  5. In the last decade, Tor proved to be a very successful and widely popular system to protect users' anonymity. However, Tor remains a practical system with a variety of limitations, some of which were indeed exploited in the recent past. In particular, Tor's security relies on the fact that a substantial number of its nodes do not misbehave. In this work we introduce, the concept of honey onions, a framework to detect misbehaving Tor relays with HSDir capability. This allows to obtain lower bounds on misbehavior among relays. We propose algorithms to both estimate the number of snooping HSDirs andmore »identify the most likely snoopers. Our experimental results indicate that during the period of the study (72 days) at least 110 such nodes were snooping information about hidden services they host.
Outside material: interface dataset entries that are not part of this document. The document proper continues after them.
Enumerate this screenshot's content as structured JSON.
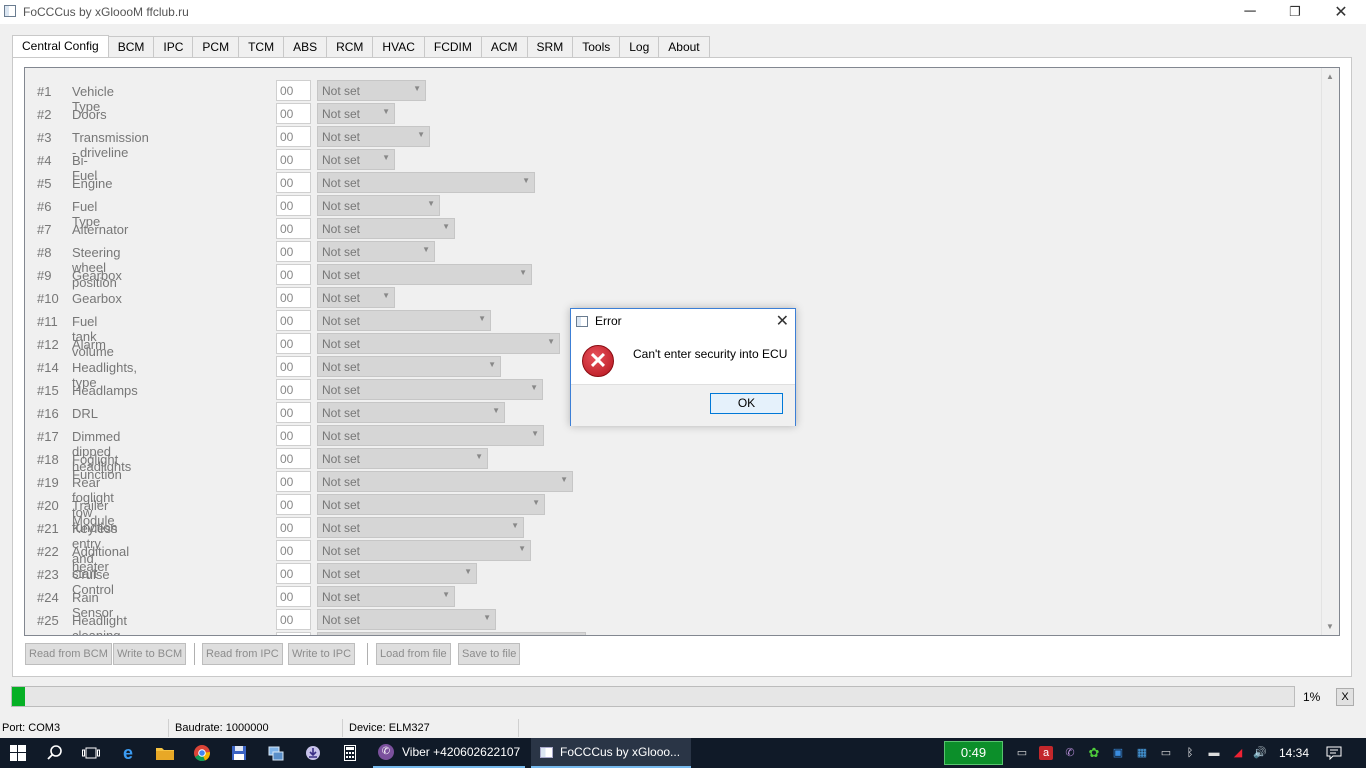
{
  "window": {
    "title": "FoCCCus by xGloooM ffclub.ru",
    "minimize": "─",
    "restore": "❐",
    "close": "✕"
  },
  "tabs": [
    "Central Config",
    "BCM",
    "IPC",
    "PCM",
    "TCM",
    "ABS",
    "RCM",
    "HVAC",
    "FCDIM",
    "ACM",
    "SRM",
    "Tools",
    "Log",
    "About"
  ],
  "active_tab": "Central Config",
  "config_rows": [
    {
      "num": "#1",
      "name": "Vehicle Type",
      "value": "00",
      "selected": "Not set"
    },
    {
      "num": "#2",
      "name": "Doors",
      "value": "00",
      "selected": "Not set"
    },
    {
      "num": "#3",
      "name": "Transmission - driveline",
      "value": "00",
      "selected": "Not set"
    },
    {
      "num": "#4",
      "name": "Bi-Fuel",
      "value": "00",
      "selected": "Not set"
    },
    {
      "num": "#5",
      "name": "Engine",
      "value": "00",
      "selected": "Not set"
    },
    {
      "num": "#6",
      "name": "Fuel Type",
      "value": "00",
      "selected": "Not set"
    },
    {
      "num": "#7",
      "name": "Alternator",
      "value": "00",
      "selected": "Not set"
    },
    {
      "num": "#8",
      "name": "Steering wheel position",
      "value": "00",
      "selected": "Not set"
    },
    {
      "num": "#9",
      "name": "Gearbox",
      "value": "00",
      "selected": "Not set"
    },
    {
      "num": "#10",
      "name": "Gearbox",
      "value": "00",
      "selected": "Not set"
    },
    {
      "num": "#11",
      "name": "Fuel tank volume",
      "value": "00",
      "selected": "Not set"
    },
    {
      "num": "#12",
      "name": "Alarm",
      "value": "00",
      "selected": "Not set"
    },
    {
      "num": "#14",
      "name": "Headlights, type",
      "value": "00",
      "selected": "Not set"
    },
    {
      "num": "#15",
      "name": "Headlamps",
      "value": "00",
      "selected": "Not set"
    },
    {
      "num": "#16",
      "name": "DRL",
      "value": "00",
      "selected": "Not set"
    },
    {
      "num": "#17",
      "name": "Dimmed dipped headlights",
      "value": "00",
      "selected": "Not set"
    },
    {
      "num": "#18",
      "name": "Foglight Function",
      "value": "00",
      "selected": "Not set"
    },
    {
      "num": "#19",
      "name": "Rear foglight tow function",
      "value": "00",
      "selected": "Not set"
    },
    {
      "num": "#20",
      "name": "Trailer Module",
      "value": "00",
      "selected": "Not set"
    },
    {
      "num": "#21",
      "name": "Keyless entry and start",
      "value": "00",
      "selected": "Not set"
    },
    {
      "num": "#22",
      "name": "Additional heater",
      "value": "00",
      "selected": "Not set"
    },
    {
      "num": "#23",
      "name": "Cruise Control",
      "value": "00",
      "selected": "Not set"
    },
    {
      "num": "#24",
      "name": "Rain Sensor",
      "value": "00",
      "selected": "Not set"
    },
    {
      "num": "#25",
      "name": "Headlight cleaning",
      "value": "00",
      "selected": "Not set"
    }
  ],
  "buttons": {
    "read_bcm": "Read from BCM",
    "write_bcm": "Write to BCM",
    "read_ipc": "Read from IPC",
    "write_ipc": "Write to IPC",
    "load_file": "Load from file",
    "save_file": "Save to file"
  },
  "progress": {
    "percent": 1,
    "label": "1%",
    "cancel": "X",
    "color": "#06b025"
  },
  "status": {
    "port": "Port: COM3",
    "baudrate": "Baudrate: 1000000",
    "device": "Device: ELM327"
  },
  "dialog": {
    "title": "Error",
    "close": "✕",
    "message": "Can't enter security into ECU",
    "ok": "OK",
    "icon_glyph": "✕",
    "icon": "error-icon"
  },
  "taskbar": {
    "apps": [
      {
        "label": "Viber +420602622107",
        "icon": "viber-icon"
      },
      {
        "label": "FoCCCus by xGlooo...",
        "icon": "app-icon"
      }
    ],
    "timer": "0:49",
    "clock": "14:34",
    "volume_glyph": "🔊"
  }
}
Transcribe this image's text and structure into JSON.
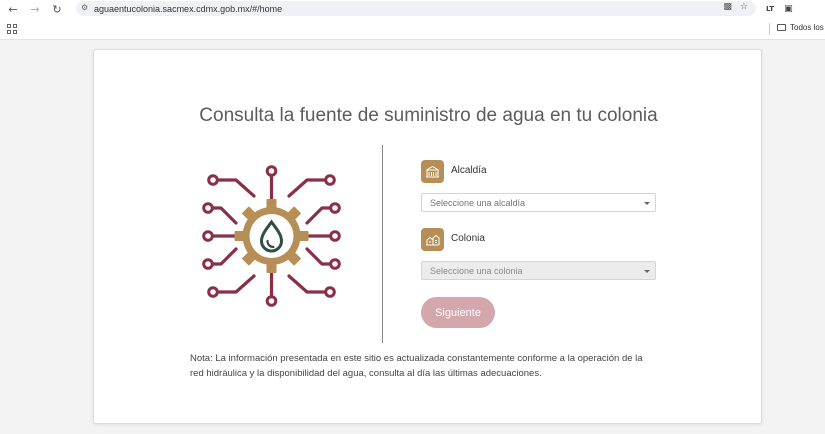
{
  "browser": {
    "url": "aguaentucolonia.sacmex.cdmx.gob.mx/#/home",
    "bookmark_folder": "Todos los",
    "extension_badge": "LT"
  },
  "page": {
    "title": "Consulta la fuente de suministro de agua en tu colonia",
    "alcaldia": {
      "label": "Alcaldía",
      "placeholder": "Seleccione una alcaldía"
    },
    "colonia": {
      "label": "Colonia",
      "placeholder": "Seleccione una colonia"
    },
    "submit_label": "Siguiente",
    "note_line1": "Nota: La información presentada en este sitio es actualizada constantemente conforme a la operación de la",
    "note_line2": "red hidráulica y la disponibilidad del agua, consulta al día las últimas adecuaciones."
  },
  "colors": {
    "brand_red": "#8a2f47",
    "brand_gold": "#b68e56",
    "brand_green": "#2f4f43",
    "button_bg": "#d4a7ad"
  }
}
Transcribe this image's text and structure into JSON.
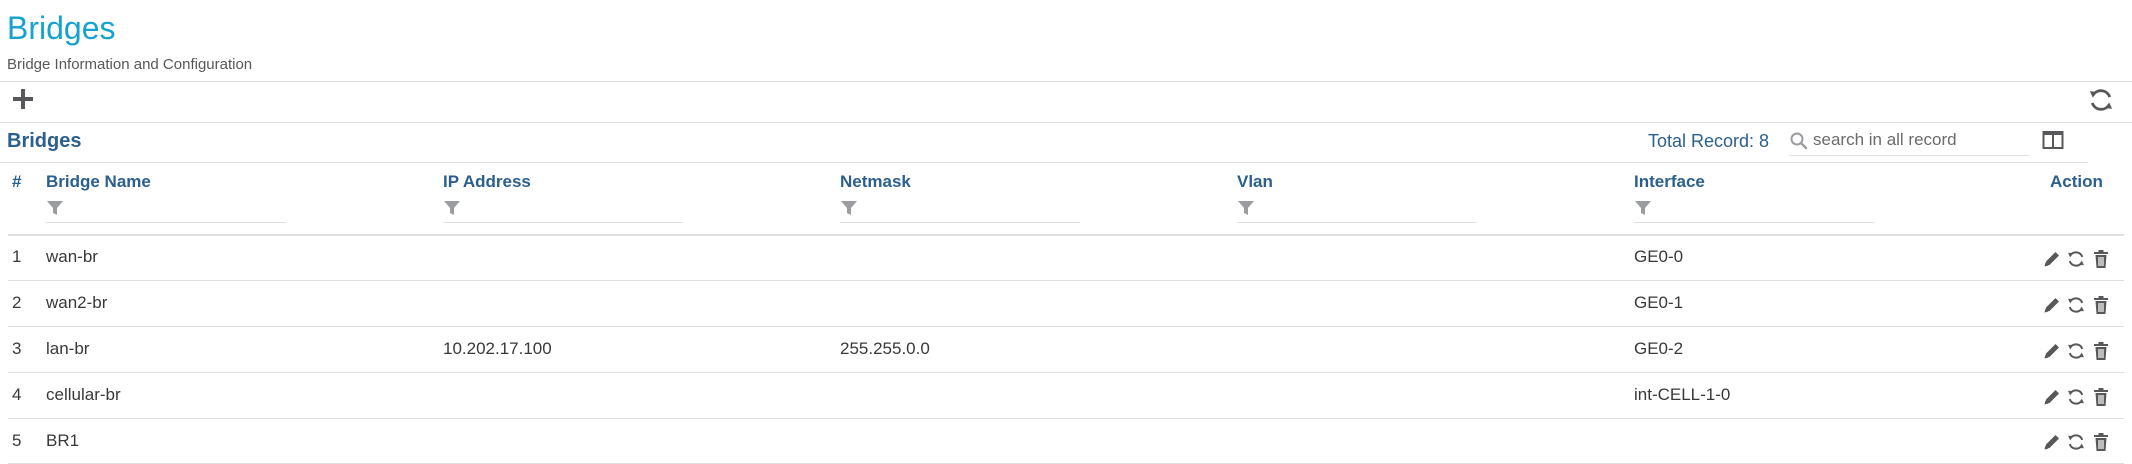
{
  "page": {
    "title": "Bridges",
    "subtitle": "Bridge Information and Configuration"
  },
  "toolbar": {
    "add_icon": "plus-icon",
    "refresh_icon": "refresh-icon"
  },
  "table": {
    "title": "Bridges",
    "total_record": "Total Record: 8",
    "search_placeholder": "search in all record",
    "columns": {
      "index": "#",
      "bridge_name": "Bridge Name",
      "ip_address": "IP Address",
      "netmask": "Netmask",
      "vlan": "Vlan",
      "interface": "Interface",
      "action": "Action"
    },
    "rows": [
      {
        "index": "1",
        "bridge_name": "wan-br",
        "ip_address": "",
        "netmask": "",
        "vlan": "",
        "interface": "GE0-0"
      },
      {
        "index": "2",
        "bridge_name": "wan2-br",
        "ip_address": "",
        "netmask": "",
        "vlan": "",
        "interface": "GE0-1"
      },
      {
        "index": "3",
        "bridge_name": "lan-br",
        "ip_address": "10.202.17.100",
        "netmask": "255.255.0.0",
        "vlan": "",
        "interface": "GE0-2"
      },
      {
        "index": "4",
        "bridge_name": "cellular-br",
        "ip_address": "",
        "netmask": "",
        "vlan": "",
        "interface": "int-CELL-1-0"
      },
      {
        "index": "5",
        "bridge_name": "BR1",
        "ip_address": "",
        "netmask": "",
        "vlan": "",
        "interface": ""
      }
    ]
  },
  "colors": {
    "title": "#16a2cf",
    "header_text": "#2b5f8e",
    "icon": "#58585b",
    "filter_icon": "#9a9ca0",
    "divider": "#dfdfdf"
  }
}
We reveal that more than half of them were hosted on cloud infrastructure and delayed the use of the learned information to prevent easy traceback.« less